Will we sleep for 17 years?
The writing on the wall tells us that we must all, both as individuals and as communities, become more self-sufficient by learning basic life skills and supporting one another. We already have a good foundation: the movement to buy fresh and buy local from our region’s food producers is growing. There are already grassroots organizations working for sustainable energy—Sullivan Alliance for Sustainable Development (SASD) and Sustainable Energy Education and Development Support (SEEDS), for example. There are organizations like Transition Honesdale that are working to increase individual self-sufficiency and community resiliency. Our county governments are planning for the future, too, facing the real possibility that there will be fewer funds to work with, just as workers and householders have fewer funds to work with. Cornell and Penn State Cooperative Extension Services and local libraries are working to teach people skills.
Achieving a common vision for our Upper Delaware River Valley is important. With this in mind, we challenge you, our readers, to share with us not only what you think you might find in the Upper Delaware River Valley after a 17-year sleep, but also what optimistic and achievable vision you believe would be possible here.

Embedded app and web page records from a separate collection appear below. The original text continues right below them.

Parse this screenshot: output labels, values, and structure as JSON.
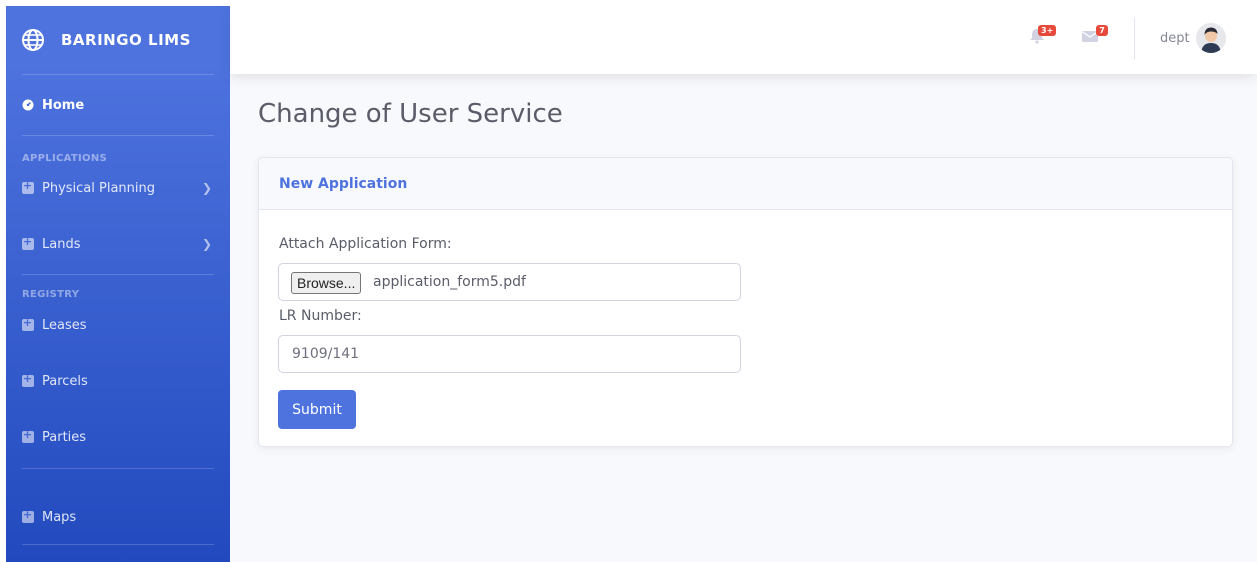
{
  "sidebar": {
    "brand": "BARINGO LIMS",
    "home": "Home",
    "heading_applications": "APPLICATIONS",
    "heading_registry": "REGISTRY",
    "items": [
      {
        "label": "Physical Planning"
      },
      {
        "label": "Lands"
      },
      {
        "label": "Leases"
      },
      {
        "label": "Parcels"
      },
      {
        "label": "Parties"
      },
      {
        "label": "Maps"
      }
    ]
  },
  "topbar": {
    "alerts_badge": "3+",
    "messages_badge": "7",
    "username": "dept",
    "icons": [
      "bell-icon",
      "envelope-icon",
      "avatar"
    ]
  },
  "page": {
    "title": "Change of User Service"
  },
  "form": {
    "header": "New Application",
    "attach_label": "Attach Application Form:",
    "browse_label": "Browse...",
    "file_name": "application_form5.pdf",
    "lr_label": "LR Number:",
    "lr_value": "9109/141",
    "submit_label": "Submit"
  },
  "colors": {
    "primary": "#4e73df",
    "sidebar_dark": "#224abe",
    "badge": "#e74a3b",
    "text": "#5a5c69",
    "background": "#f8f9fc"
  }
}
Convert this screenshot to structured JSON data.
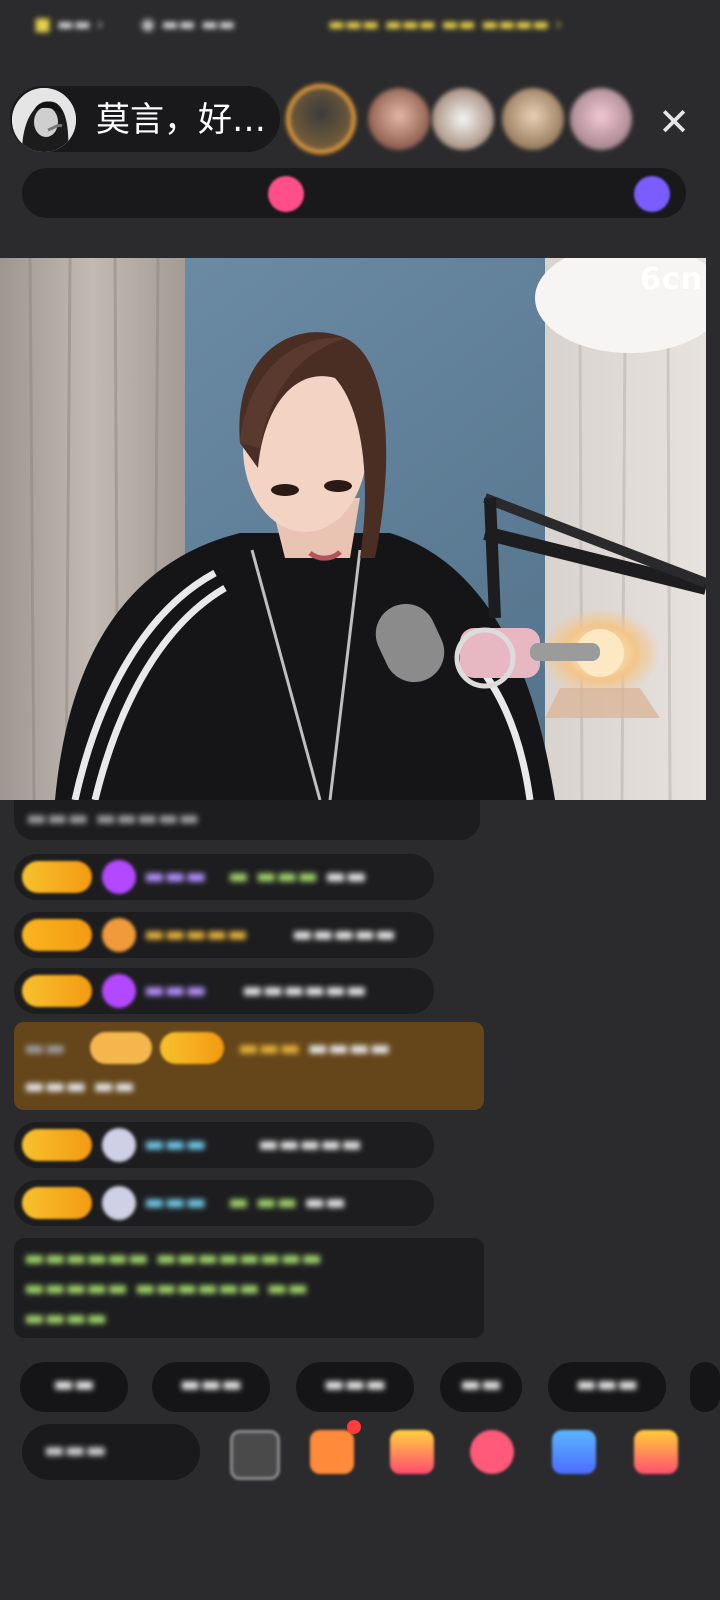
{
  "host": {
    "name": "莫言，好…"
  },
  "viewer_avatars_count_shown": 5,
  "watermark": "6cn",
  "colors": {
    "accent_gold": "#f2a23a",
    "badge_gold": "#f7c12c",
    "username_purple": "#b490ff",
    "text_green": "#9fd36a"
  },
  "icons": {
    "close": "close-icon",
    "gift": "gift-icon",
    "message": "message-icon"
  }
}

We here at The River Reporter want to share some of our vision with you:
We see a lower-carbon world. We see ample possibilities for alternative sources of energy—not only in solar and wind, but also in local biomass. We see less waste and, with it, more repurposing, reusing and up-cycling of materials we now think nothing of throwing away. We see people coming together to help each other and learn from each other.
What is your vision for 2030? We want to know what you think the people who live and work and raise families in the Upper Delaware River Valley need to be ready for 2030. We invite you to join the conversation.
What we really need is for people not go to sleep for 17 years.